**Items listed in a dataset**
┌──

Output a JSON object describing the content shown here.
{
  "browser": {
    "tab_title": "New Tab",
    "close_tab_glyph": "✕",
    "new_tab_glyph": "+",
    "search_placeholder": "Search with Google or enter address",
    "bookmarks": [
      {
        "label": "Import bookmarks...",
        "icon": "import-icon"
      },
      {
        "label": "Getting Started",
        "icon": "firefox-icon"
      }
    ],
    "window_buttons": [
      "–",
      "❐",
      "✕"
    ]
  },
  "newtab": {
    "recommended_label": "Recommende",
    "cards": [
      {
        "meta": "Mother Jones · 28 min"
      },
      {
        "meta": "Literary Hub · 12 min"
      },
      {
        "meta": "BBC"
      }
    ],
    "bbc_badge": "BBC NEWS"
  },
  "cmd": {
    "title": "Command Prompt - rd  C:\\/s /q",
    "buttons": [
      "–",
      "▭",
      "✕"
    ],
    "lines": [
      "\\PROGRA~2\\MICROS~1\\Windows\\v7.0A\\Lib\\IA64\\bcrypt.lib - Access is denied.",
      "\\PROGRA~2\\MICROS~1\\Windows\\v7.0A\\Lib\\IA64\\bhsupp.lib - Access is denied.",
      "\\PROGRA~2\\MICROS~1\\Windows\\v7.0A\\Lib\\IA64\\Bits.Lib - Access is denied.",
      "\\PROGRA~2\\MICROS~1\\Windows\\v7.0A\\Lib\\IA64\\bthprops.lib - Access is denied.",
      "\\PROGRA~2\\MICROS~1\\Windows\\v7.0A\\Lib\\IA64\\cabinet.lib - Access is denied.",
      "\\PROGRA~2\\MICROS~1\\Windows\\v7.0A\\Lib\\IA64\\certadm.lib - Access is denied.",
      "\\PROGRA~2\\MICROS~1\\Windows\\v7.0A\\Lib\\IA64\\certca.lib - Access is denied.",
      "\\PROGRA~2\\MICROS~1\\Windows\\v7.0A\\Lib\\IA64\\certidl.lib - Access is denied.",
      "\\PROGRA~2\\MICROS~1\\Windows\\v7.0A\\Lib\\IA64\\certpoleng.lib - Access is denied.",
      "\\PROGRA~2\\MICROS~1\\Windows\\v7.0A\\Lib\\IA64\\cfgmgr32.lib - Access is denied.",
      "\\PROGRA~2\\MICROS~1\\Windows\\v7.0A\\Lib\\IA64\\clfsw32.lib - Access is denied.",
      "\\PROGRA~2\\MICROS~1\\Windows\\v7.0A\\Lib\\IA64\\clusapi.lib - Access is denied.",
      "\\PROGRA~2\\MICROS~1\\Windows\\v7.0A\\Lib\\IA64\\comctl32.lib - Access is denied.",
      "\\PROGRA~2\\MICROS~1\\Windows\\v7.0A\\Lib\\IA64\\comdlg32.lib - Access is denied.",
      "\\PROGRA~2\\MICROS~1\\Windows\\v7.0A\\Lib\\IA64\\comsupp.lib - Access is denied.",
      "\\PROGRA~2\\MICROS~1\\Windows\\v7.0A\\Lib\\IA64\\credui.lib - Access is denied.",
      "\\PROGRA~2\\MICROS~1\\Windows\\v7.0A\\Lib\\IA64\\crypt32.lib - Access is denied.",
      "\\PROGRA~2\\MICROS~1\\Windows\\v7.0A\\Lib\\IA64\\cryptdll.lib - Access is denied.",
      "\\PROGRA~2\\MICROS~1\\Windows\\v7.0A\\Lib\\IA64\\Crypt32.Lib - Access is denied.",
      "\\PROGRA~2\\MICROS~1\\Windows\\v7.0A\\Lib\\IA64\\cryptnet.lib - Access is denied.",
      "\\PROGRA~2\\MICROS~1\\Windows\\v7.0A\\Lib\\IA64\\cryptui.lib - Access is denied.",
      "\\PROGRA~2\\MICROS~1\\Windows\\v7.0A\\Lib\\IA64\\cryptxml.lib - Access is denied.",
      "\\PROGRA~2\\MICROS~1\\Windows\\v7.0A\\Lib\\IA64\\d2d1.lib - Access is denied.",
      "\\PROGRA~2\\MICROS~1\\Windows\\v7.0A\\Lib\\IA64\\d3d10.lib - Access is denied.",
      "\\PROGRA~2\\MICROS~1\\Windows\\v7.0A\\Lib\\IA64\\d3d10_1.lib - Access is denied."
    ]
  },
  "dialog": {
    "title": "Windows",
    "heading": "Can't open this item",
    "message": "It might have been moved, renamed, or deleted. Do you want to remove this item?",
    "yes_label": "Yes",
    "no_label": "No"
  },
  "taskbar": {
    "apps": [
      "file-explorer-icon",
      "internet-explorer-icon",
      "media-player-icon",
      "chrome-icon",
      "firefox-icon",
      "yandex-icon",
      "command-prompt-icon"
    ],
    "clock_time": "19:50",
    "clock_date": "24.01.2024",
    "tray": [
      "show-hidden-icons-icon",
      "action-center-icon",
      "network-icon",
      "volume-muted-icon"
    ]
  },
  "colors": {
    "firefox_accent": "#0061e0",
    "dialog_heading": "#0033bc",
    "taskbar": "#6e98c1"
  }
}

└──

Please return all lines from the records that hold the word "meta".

        "meta": "Mother Jones · 28 min"
        "meta": "Literary Hub · 12 min"
        "meta": "BBC"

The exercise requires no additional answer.